Those battery examples are all without using the Android battery saver feature. If you really need to, Honor also provides an ultra power saving feature, which disables your wallpapers and only allows messaging, calls, and access to contacts by default. You can add other apps into those mode as well of course, if you just can’t do without Google Maps or Snapchat or something.

I’m not the best judge of smartphone camera’s to be honest, as I usually carry a small mirrorless camera as well. In my use of the Honor Play so far though, the camera has certainly met my expectations for this price point. The dual-camera on the back creates a slight (but not significant) bump. Unlike Honor’s usual approach of having one monochrome sensor, the Play has one 16MP sensor, and a 2MP sensor for depth information to enable bokeh shots and a few other “smart” features. There’s also a 16MP selfie camera. Like most phones though, it definitely struggles in low-light, with pictures having noticeable amount of grain.

The camera here is packed with settings and features of course, with options to change the lighting post-capture, and AI processing to adjust the picture automatically. Although the AI behaviour is good in some cases, it tends to over-saturate pictures, and excessively smooth over faces. The phone lacks Optical Image Stabilisation, so the AI is used here for this purpose as well. Thankfully, if you don’t like the results of the AI features, you can just switch them off, including after the picture has been taken. All in all, I’d describe the camera performance as “average”, which is exactly what I’d expect at this price. In the end, if you want a really good camera, buy a camera.

The Negatives

I’ve praised quite a few things here, but there are some other negatives that need mentioning. To get a phone with this hardware down to this price, obviously corners had to be cut. Any software grievances boil down to preference of course, but there are some hardware points to be considered. For example, a lot of top-tier phones these days have a decent water resistance rating; this one doesn’t. The Play also sacrifices wireless charging, and uses the slightly older Bluetooth 4.2 instead of Bluetooth 5. And of course, as already mentioned, the single speaker can be a bit of an issue depending on how you hold the phone for games and content consumption, and the camera performance is only passable.


Put simply, the Honor Play is an extremely good phone. Honor have marketed the Play as a phone for gamers, and while it’s certainly good for that purpose, in reality this is a phone for everyone. It has a solid build, a large screen with a great screen-to-body ratio, top-tier processing hardware, and a mid-range price. Yes, a few corners were cut, which are coincidentally the same corners cut by other phones in this price range. Ultimately, the Honor Play is absolutely the best performer at this price, and goes on to compete extremely well with far more expensive phones too.

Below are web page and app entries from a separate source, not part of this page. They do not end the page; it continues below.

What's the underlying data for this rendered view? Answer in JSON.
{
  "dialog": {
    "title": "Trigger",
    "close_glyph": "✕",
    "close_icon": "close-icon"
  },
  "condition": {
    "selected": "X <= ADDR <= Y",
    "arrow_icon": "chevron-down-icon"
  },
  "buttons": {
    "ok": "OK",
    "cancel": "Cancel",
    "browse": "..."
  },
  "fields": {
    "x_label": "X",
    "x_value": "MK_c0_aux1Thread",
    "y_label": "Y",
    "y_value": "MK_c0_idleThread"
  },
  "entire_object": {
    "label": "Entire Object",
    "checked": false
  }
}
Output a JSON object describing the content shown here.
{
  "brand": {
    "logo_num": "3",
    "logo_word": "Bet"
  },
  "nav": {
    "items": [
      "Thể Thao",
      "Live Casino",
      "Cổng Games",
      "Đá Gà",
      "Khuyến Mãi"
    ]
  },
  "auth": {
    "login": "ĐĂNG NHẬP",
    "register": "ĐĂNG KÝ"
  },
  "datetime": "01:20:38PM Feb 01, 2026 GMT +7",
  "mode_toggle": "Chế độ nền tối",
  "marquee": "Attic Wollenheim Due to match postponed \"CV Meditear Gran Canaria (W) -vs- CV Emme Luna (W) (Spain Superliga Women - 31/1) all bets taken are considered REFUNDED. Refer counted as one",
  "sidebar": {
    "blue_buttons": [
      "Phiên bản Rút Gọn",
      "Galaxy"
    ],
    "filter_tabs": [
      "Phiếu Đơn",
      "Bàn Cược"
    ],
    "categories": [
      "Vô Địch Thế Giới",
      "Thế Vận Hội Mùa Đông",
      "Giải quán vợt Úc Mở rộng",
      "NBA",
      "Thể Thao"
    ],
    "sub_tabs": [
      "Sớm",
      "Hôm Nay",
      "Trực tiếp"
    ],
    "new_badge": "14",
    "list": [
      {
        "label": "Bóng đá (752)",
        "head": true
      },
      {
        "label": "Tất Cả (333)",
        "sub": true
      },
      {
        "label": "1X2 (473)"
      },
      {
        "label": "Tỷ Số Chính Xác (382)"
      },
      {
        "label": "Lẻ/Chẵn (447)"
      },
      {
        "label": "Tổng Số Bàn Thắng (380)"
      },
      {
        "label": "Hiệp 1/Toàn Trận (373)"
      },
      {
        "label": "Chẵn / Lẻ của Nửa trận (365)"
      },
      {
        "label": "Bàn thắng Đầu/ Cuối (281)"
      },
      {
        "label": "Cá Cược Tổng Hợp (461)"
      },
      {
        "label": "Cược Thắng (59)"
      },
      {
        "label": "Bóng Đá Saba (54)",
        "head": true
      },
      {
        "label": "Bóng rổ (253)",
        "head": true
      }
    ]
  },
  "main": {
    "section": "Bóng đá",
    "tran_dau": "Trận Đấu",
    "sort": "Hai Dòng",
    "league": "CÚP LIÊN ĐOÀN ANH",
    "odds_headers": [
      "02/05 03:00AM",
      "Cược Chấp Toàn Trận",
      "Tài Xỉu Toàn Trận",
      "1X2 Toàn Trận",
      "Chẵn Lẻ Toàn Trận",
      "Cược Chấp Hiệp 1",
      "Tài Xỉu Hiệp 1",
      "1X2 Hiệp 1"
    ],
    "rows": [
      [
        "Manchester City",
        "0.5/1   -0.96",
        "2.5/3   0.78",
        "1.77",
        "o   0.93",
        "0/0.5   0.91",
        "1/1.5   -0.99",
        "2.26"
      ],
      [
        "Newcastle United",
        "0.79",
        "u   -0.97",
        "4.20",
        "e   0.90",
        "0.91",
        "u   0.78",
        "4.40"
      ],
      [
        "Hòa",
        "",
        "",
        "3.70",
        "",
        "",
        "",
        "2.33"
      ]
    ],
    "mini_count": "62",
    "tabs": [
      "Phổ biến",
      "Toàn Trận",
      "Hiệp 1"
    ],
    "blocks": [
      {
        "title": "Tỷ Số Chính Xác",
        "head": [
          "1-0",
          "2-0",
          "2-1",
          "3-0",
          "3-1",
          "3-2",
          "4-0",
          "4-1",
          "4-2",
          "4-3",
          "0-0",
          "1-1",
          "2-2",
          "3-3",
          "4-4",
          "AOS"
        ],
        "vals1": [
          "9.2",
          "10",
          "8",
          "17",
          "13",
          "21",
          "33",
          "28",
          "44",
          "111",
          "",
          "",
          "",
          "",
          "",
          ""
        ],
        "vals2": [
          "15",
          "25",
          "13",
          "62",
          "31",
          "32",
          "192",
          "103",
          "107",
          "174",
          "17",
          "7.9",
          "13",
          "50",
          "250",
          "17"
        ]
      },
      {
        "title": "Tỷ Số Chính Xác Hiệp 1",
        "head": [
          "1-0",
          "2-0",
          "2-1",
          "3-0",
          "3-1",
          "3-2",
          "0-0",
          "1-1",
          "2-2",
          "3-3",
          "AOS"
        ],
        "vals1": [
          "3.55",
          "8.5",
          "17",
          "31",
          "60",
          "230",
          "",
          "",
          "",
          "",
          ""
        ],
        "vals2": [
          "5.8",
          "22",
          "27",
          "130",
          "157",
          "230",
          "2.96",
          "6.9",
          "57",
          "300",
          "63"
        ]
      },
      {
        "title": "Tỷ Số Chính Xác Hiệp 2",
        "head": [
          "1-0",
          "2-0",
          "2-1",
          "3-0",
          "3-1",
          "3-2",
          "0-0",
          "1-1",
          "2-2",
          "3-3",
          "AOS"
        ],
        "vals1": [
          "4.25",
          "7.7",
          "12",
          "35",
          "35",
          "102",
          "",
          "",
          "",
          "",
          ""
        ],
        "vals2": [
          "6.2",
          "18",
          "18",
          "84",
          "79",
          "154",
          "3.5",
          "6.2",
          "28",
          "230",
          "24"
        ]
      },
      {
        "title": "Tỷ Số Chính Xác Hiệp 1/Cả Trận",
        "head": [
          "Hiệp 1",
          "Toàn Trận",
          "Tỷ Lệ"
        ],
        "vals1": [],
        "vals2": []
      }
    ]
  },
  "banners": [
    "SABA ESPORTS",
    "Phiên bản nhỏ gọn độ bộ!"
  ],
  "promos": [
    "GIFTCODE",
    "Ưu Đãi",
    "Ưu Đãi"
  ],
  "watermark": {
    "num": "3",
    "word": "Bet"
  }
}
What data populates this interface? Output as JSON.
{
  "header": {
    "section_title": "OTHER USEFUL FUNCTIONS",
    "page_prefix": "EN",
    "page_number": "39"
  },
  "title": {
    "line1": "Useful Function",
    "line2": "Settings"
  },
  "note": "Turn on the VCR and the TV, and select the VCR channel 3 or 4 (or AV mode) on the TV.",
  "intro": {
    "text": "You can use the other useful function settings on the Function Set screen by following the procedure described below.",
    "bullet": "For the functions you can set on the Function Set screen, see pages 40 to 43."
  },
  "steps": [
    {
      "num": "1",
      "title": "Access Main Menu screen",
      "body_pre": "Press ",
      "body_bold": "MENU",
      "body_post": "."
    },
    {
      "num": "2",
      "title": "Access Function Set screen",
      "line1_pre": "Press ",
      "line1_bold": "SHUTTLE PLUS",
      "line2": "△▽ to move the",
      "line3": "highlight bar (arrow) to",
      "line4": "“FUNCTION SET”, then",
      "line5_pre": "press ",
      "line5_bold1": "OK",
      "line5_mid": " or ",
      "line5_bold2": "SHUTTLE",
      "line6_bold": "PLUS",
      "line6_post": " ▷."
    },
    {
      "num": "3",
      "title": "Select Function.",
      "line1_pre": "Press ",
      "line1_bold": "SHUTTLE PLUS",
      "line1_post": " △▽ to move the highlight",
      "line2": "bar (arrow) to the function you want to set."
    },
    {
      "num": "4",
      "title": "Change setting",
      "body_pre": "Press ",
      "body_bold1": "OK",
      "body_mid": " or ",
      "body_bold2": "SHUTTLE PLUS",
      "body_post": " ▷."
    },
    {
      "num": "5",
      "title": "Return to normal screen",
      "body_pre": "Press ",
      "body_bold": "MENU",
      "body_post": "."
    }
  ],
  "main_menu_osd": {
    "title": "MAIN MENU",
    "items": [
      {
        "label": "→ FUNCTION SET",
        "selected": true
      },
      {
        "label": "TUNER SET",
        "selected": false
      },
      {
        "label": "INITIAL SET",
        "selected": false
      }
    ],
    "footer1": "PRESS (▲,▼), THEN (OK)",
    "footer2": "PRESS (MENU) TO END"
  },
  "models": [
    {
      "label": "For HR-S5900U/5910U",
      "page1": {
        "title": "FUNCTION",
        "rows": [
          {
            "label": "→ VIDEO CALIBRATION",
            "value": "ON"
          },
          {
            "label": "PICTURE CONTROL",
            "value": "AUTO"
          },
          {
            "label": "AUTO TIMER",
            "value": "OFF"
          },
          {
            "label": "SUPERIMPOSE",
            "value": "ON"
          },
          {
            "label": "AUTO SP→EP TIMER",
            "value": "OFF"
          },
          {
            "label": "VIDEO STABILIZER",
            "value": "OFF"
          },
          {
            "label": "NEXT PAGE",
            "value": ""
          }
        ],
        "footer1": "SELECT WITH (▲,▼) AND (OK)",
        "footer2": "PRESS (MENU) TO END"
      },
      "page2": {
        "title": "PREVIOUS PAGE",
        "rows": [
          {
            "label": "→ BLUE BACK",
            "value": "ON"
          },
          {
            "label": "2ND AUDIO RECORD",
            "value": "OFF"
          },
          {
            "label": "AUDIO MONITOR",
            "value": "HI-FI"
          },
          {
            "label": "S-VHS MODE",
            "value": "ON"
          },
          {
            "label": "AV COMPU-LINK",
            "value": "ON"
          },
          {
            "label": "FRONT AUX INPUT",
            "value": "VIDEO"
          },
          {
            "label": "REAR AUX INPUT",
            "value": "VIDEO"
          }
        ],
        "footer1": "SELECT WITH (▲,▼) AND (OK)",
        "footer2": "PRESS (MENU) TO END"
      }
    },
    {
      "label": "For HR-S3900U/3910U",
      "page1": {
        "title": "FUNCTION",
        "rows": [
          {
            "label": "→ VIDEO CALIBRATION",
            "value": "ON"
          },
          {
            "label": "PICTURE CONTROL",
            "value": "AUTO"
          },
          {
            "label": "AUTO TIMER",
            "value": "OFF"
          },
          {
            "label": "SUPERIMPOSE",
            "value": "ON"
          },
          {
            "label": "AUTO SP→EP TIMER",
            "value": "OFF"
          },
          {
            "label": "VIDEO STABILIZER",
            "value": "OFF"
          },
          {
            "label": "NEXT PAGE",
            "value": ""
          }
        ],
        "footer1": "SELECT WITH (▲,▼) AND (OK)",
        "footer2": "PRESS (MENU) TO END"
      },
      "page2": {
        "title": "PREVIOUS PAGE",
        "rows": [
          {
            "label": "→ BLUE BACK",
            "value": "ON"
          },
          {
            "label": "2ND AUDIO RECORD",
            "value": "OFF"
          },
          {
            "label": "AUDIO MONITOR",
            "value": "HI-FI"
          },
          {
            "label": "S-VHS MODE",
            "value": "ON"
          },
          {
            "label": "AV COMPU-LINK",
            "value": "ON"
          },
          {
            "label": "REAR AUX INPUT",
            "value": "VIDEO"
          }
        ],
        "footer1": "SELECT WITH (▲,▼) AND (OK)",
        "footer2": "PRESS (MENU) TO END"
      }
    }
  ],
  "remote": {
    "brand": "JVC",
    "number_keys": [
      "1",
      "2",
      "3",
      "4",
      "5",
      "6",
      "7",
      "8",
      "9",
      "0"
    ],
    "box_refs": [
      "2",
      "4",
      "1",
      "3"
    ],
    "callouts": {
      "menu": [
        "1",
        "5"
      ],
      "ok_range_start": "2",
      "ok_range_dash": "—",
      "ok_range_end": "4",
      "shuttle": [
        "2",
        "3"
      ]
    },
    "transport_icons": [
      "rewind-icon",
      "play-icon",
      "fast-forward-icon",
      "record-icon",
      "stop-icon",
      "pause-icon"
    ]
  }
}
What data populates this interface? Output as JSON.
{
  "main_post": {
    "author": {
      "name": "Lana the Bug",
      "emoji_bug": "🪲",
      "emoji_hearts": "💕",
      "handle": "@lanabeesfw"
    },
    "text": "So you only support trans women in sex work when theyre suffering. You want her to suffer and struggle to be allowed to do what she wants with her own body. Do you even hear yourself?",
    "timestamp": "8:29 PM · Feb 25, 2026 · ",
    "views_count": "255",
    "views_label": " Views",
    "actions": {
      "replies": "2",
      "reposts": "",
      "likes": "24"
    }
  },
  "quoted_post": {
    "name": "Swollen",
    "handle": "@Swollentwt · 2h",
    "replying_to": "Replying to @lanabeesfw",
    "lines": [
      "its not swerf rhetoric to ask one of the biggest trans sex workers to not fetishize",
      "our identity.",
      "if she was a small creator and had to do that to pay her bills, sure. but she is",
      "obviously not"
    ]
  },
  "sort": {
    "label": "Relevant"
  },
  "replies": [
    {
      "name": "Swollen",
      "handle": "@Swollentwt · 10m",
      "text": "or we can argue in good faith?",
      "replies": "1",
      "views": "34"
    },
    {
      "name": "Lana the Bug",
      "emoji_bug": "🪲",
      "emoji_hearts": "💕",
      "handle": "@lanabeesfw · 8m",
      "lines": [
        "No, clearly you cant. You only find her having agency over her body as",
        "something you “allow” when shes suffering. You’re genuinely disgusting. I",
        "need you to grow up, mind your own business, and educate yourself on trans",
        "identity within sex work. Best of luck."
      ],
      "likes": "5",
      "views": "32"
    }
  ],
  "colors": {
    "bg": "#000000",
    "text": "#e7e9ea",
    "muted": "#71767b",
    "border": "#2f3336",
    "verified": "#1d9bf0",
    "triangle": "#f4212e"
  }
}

(banner image borrowed from Android Authority)

Posted: October 7th, 2018
Categories: mobile, reviews, tech, life